6/22/2010, 9:45 a.m.

Henry’s path to “The Show” was dotted with stints with the semi-pro Pritchett Athletics (for two dollars a game), and his celebrated apprenticeship with the Indianapolis Clowns.

When the prospect signed with the Boston Braves in June of 1952, he had never been farther from Mobile than his father’s hometown of Camden, Ala. — and that was a trip made on horseback.

Henry’s first minor league manager was Alabamian Bill Adair, whose scouting report on him read, “No one can guess his IQ because he gives you nothing to go on. He sleeps too much and looks lazy, but he isn’t … as a hitter he has everything in this world.”

Aaron married Jacksonville native Barbara Lucas in 1953, and by 1954, he was a starting outfielder for the Milwaukee Braves. Bryant excels at recounting the group dynamics of the Braves’ clubhouse, dominated by hard living Eddie Mathews, intellectual World War II veteran Warren Spahn and bitter Southerner Joe Adcock.

All were stars, none close to the younger Aaron. In contemporary articles, Aaron is generally portrayed as a quick-wristed, dim-witted Negro phenom — a slow moving, illiterate batter savant.

A 1956 “Saturday Evening Post” profile by Furman Bisher helped cement this image. Of a batting slump, Bisher quoted Aaron having said, “I coming out of it.” When asked about an alleged statement to teammate Joe Andrews, Bisher’s Henry responded, “I liable to tell Joe Andrews anything.”

As he matured, Aaron would fight the stereotype by reading James Baldwin and befriending Jim Brown.

He and his wife publicly balked at the Milwaukee franchise’s impending move to segregated Atlanta in the mid-1960s, and in October 1965, he was the subject of a “SPORT” magazine feature on the prospects of a Negro manager in the big leagues, titled “I Could Do The Job.”

Braves’ officials attributed their superstar’s outspokenness not to the changing times, but to his wife Barbara, whom they considered ill-tempered.

Bryant astutely sources national media, Milwaukee and Atlanta press, former teammates and even batboys, to present a three-dimensional Aaron. Unlike many biographers, he references “SPORT” magazine, which had a more investigative edge than “Sports Illustrated.”

The American and local racial backdrop is ever present.

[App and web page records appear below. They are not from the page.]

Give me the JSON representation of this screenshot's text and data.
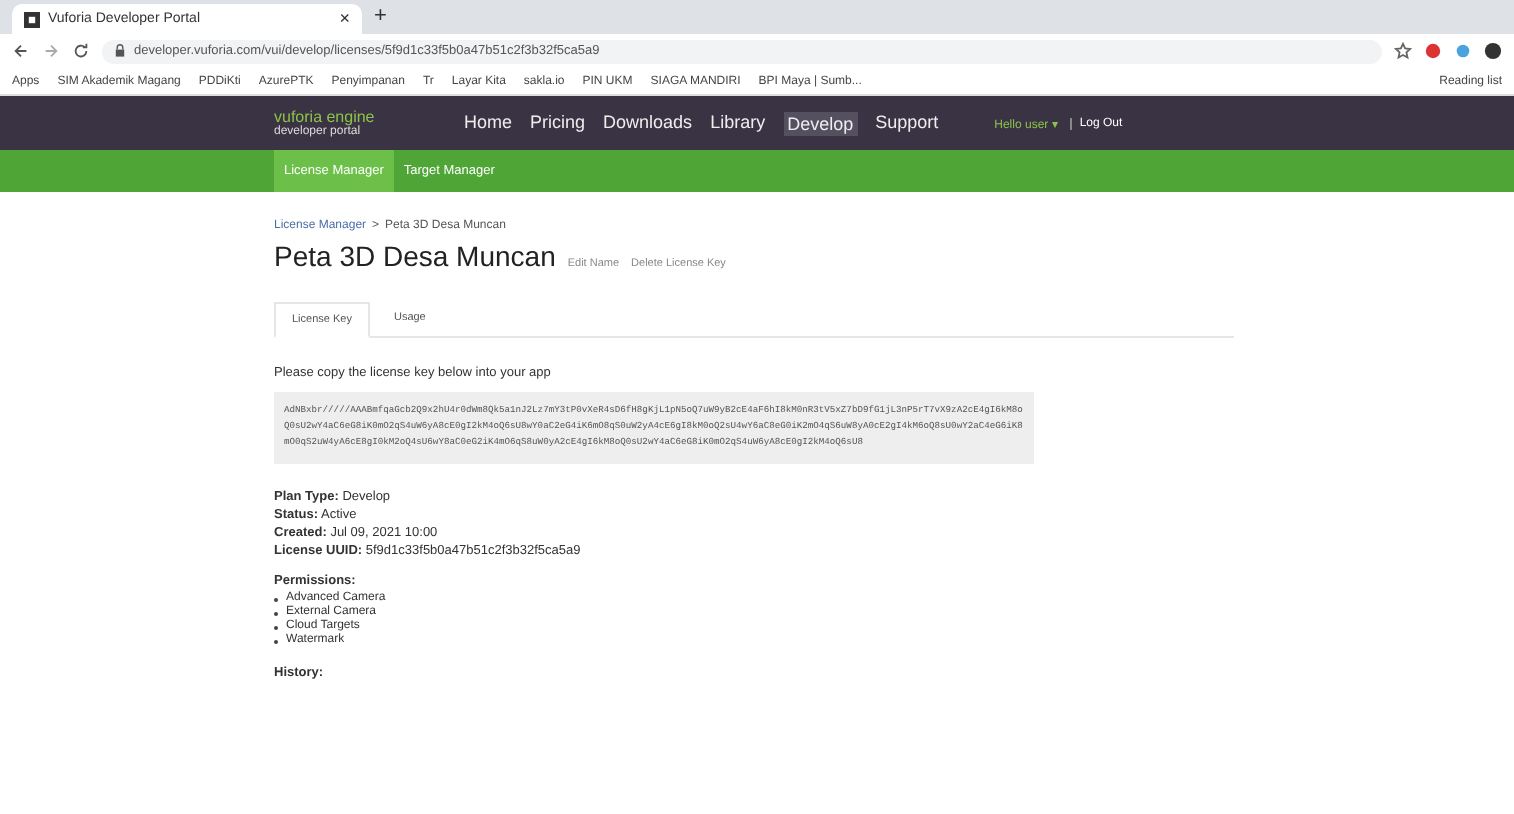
{
  "browser": {
    "tab_title": "Vuforia Developer Portal",
    "tab_close": "×",
    "new_tab": "+",
    "url": "developer.vuforia.com/vui/develop/licenses/5f9d1c33f5b0a47b51c2f3b32f5ca5a9",
    "bookmarks": [
      {
        "label": "Apps"
      },
      {
        "label": "SIM Akademik Magang"
      },
      {
        "label": "PDDiKti"
      },
      {
        "label": "AzurePTK"
      },
      {
        "label": "Penyimpanan"
      },
      {
        "label": "Tr"
      },
      {
        "label": "Layar Kita"
      },
      {
        "label": "sakla.io"
      },
      {
        "label": "PIN UKM"
      },
      {
        "label": "SIAGA MANDIRI"
      },
      {
        "label": "BPI Maya | Sumb..."
      }
    ],
    "reading_list": "Reading list"
  },
  "header": {
    "logo_top": "vuforia engine",
    "logo_bottom": "developer portal",
    "nav": [
      {
        "label": "Home",
        "selected": false
      },
      {
        "label": "Pricing",
        "selected": false
      },
      {
        "label": "Downloads",
        "selected": false
      },
      {
        "label": "Library",
        "selected": false
      },
      {
        "label": "Develop",
        "selected": true
      },
      {
        "label": "Support",
        "selected": false
      }
    ],
    "user": "Hello user ▾",
    "logout": "Log Out"
  },
  "subnav": [
    {
      "label": "License Manager",
      "selected": true
    },
    {
      "label": "Target Manager",
      "selected": false
    }
  ],
  "breadcrumb": {
    "parent": "License Manager",
    "separator": ">",
    "current": "Peta 3D Desa Muncan"
  },
  "title": "Peta 3D Desa Muncan",
  "title_actions": [
    "Edit Name",
    "Delete License Key"
  ],
  "tabs": [
    {
      "label": "License Key",
      "selected": true
    },
    {
      "label": "Usage",
      "selected": false
    }
  ],
  "instruction": "Please copy the license key below into your app",
  "license_key": "AdNBxbr/////AAABmfqaGcb2Q9x2hU4r0dWm8Qk5a1nJ2Lz7mY3tP0vXeR4sD6fH8gKjL1pN5oQ7uW9yB2cE4aF6hI8kM0nR3tV5xZ7bD9fG1jL3nP5rT7vX9zA2cE4gI6kM8oQ0sU2wY4aC6eG8iK0mO2qS4uW6yA8cE0gI2kM4oQ6sU8wY0aC2eG4iK6mO8qS0uW2yA4cE6gI8kM0oQ2sU4wY6aC8eG0iK2mO4qS6uW8yA0cE2gI4kM6oQ8sU0wY2aC4eG6iK8mO0qS2uW4yA6cE8gI0kM2oQ4sU6wY8aC0eG2iK4mO6qS8uW0yA2cE4gI6kM8oQ0sU2wY4aC6eG8iK0mO2qS4uW6yA8cE0gI2kM4oQ6sU8",
  "details": [
    {
      "label": "Plan Type:",
      "value": "Develop"
    },
    {
      "label": "Status:",
      "value": "Active"
    },
    {
      "label": "Created:",
      "value": "Jul 09, 2021 10:00"
    },
    {
      "label": "License UUID:",
      "value": "5f9d1c33f5b0a47b51c2f3b32f5ca5a9"
    }
  ],
  "permissions_label": "Permissions:",
  "permissions": [
    "Advanced Camera",
    "External Camera",
    "Cloud Targets",
    "Watermark"
  ],
  "history_label": "History:"
}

In addition, Bryant provides the color and tension of National League pennant races — and Aaron’s pursuit of the all-time home run record.

The narrative follows a thoughtful, misunderstood player, to his emergence as the team leader in whom the parents of young black Braves players would entrust their sons.

The author demonstrates that Mays always resented Aaron, taunting him in front of the press and supplying back-handed flattery when it became clear “The Hammer” would shatter Ruth’s standard.

For readers eager to know the man behind the numbers and the footage, Bryant hits one out of the park.

Bijan C. Bayne is a frequent contributor to The Bay State Banner.